Much of the material on their newest record was showcased here, but it blended seamlessly into older tracks from their previous albums. The trajectory of Liars has been notoriously hard to pin down, with each album set apart from the others by its own theme, either sonically or conceptually. WIXIW has already been labeled the band’s “electronic” album and it’s true that they’ve used it to introduce a very timely exploration of computer and synth generated sounds. But the innate weirdness, sinister sensibilities, and fearless experimentation that mark all of Liars’ releases is just as prominent, even if the finished product is one of the more reserved pieces they’ve put out to date.
If anyone was worried that the more subtle tones of the new record would inform this latest tour, that worry was shattered not only by the sheer volume radiating from the stage, but also by the energy exhibited in particular by Angus Andrews. He’s every bit the cult leader, his limbs raised fantastically above his stringy locks, never removing his black jacket despite the unrelenting heat, said jacket looking almost too small on his menacing, gangly frame. One moment he would shudder violently, the next bouncing or twirling like a mental patient gone off his meds.

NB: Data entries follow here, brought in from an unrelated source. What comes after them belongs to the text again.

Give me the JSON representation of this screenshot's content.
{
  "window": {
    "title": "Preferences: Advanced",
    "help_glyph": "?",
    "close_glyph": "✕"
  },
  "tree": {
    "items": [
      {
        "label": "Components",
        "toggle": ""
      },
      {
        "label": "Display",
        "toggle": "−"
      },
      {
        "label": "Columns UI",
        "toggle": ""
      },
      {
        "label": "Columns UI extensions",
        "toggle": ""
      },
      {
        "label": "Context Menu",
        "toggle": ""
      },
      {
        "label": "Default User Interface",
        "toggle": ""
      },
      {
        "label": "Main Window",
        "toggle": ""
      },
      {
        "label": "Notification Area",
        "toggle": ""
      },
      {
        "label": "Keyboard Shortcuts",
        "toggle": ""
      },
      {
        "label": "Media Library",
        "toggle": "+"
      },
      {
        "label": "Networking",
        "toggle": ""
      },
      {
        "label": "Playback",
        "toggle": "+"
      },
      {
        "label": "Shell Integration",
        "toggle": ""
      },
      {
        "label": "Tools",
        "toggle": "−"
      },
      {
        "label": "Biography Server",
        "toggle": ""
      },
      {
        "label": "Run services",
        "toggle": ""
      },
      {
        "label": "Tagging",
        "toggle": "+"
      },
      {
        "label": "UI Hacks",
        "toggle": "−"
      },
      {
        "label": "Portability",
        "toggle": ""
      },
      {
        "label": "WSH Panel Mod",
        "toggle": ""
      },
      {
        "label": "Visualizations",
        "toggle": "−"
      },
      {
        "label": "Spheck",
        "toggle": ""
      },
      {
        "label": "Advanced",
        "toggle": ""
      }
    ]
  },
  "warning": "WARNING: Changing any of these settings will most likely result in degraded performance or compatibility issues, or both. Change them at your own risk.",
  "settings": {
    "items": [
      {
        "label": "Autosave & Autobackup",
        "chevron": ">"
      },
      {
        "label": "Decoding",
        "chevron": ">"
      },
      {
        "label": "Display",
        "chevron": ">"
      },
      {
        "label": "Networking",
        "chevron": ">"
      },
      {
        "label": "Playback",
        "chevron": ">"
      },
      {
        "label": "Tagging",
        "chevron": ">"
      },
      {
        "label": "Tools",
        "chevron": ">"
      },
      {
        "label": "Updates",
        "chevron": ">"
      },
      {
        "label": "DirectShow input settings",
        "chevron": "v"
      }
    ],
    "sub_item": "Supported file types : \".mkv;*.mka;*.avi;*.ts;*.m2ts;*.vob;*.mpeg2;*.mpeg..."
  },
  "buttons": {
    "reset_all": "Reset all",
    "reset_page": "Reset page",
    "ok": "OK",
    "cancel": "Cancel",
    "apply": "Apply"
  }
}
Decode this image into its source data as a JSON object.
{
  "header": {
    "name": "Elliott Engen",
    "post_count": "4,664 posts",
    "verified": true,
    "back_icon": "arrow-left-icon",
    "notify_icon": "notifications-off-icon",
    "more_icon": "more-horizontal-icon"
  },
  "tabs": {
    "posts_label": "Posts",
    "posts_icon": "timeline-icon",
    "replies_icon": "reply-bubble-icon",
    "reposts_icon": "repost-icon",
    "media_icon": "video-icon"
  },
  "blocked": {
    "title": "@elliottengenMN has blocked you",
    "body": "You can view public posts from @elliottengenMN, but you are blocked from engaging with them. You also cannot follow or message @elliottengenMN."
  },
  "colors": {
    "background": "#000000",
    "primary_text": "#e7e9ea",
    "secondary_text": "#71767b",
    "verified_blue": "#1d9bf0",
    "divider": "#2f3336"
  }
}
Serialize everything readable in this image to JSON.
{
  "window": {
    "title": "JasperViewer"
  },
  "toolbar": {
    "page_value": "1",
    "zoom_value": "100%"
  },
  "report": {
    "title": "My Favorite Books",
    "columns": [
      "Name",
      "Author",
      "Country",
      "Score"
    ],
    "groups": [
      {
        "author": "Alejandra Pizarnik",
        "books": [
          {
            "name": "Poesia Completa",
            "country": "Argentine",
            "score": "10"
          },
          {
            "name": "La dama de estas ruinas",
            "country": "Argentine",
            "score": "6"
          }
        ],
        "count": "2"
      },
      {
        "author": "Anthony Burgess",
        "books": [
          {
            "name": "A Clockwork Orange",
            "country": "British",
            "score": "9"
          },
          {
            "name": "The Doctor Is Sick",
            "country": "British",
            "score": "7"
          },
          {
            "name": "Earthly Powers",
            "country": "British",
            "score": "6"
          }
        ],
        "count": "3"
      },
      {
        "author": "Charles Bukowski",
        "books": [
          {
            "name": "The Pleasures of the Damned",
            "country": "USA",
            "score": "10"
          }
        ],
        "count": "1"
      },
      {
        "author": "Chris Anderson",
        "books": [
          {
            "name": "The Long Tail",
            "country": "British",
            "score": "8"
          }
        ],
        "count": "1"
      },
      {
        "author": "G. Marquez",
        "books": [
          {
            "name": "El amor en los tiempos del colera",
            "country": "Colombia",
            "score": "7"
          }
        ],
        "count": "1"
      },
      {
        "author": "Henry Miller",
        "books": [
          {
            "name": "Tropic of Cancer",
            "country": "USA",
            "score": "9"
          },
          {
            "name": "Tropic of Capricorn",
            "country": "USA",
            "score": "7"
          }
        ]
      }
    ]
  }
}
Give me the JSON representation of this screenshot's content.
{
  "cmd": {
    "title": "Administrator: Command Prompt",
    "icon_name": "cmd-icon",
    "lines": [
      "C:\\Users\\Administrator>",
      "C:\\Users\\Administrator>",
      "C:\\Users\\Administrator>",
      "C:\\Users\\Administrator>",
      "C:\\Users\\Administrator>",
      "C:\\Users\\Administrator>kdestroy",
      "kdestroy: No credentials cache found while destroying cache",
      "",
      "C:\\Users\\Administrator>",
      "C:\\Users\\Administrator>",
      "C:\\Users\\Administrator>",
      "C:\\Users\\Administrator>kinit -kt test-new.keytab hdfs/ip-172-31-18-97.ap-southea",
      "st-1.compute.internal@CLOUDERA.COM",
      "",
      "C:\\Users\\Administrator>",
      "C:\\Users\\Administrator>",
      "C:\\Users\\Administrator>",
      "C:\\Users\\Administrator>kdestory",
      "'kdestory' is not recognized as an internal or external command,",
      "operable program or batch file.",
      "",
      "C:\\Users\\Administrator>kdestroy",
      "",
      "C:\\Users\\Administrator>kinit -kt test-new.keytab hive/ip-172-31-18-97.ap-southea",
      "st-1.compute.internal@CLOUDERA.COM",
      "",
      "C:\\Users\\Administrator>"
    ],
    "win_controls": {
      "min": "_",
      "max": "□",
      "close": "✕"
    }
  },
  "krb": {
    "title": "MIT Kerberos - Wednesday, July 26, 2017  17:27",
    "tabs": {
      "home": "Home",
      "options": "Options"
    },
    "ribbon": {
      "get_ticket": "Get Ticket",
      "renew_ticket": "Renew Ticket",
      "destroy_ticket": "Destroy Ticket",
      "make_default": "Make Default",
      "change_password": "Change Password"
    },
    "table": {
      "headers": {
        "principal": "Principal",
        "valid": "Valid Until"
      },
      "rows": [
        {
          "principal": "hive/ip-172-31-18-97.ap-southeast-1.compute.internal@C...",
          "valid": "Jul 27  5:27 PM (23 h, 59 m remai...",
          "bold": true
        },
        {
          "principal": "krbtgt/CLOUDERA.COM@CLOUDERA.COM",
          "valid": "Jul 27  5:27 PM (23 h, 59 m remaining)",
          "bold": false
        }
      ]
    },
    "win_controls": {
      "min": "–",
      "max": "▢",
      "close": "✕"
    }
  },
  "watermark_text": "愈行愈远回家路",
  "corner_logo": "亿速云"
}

While the set was definitely skewed toward the songs on WIXIW, they were offered alongside a well-curated selection from their previous records. As such, the show acted partly as revue, partly as history lesson – spanning from Liars’ emergence as dance-punk purveyors of ten years past, through art rock witchiness, percussive experimentation, forays into shoegaze, and finally the punishing, barren soundscapes of 2009’s Sisterworld. And while these selections were a treat to a longtime Liars fan like myself, the WIXIW songs were executed so well that they held their own in the cannon of favorites like “Broken Witch” “Let’s Not Wrestle Mt Heart Attack” and “Plaster Casts of Everything”. Though Andrews has said that it was unnerving to present partially formed ideas and arrangements to the band during WIXIW’s almost claustrophobic writing and recording process, none of that insecurity shows now that the album is making its live debut. It’s hard to believe a decade has passed since the release of They Threw Us In A Trench And Stuck A Monument On Top, and indeed I feel like I’ve spent most of my adulthood in the locked groove of “This Dust Makes That Mud”. But the Liars are nothing if not uncanny for their ability to evolve and to challenge, and the show at Webster Hall was a perfect affirmation of such.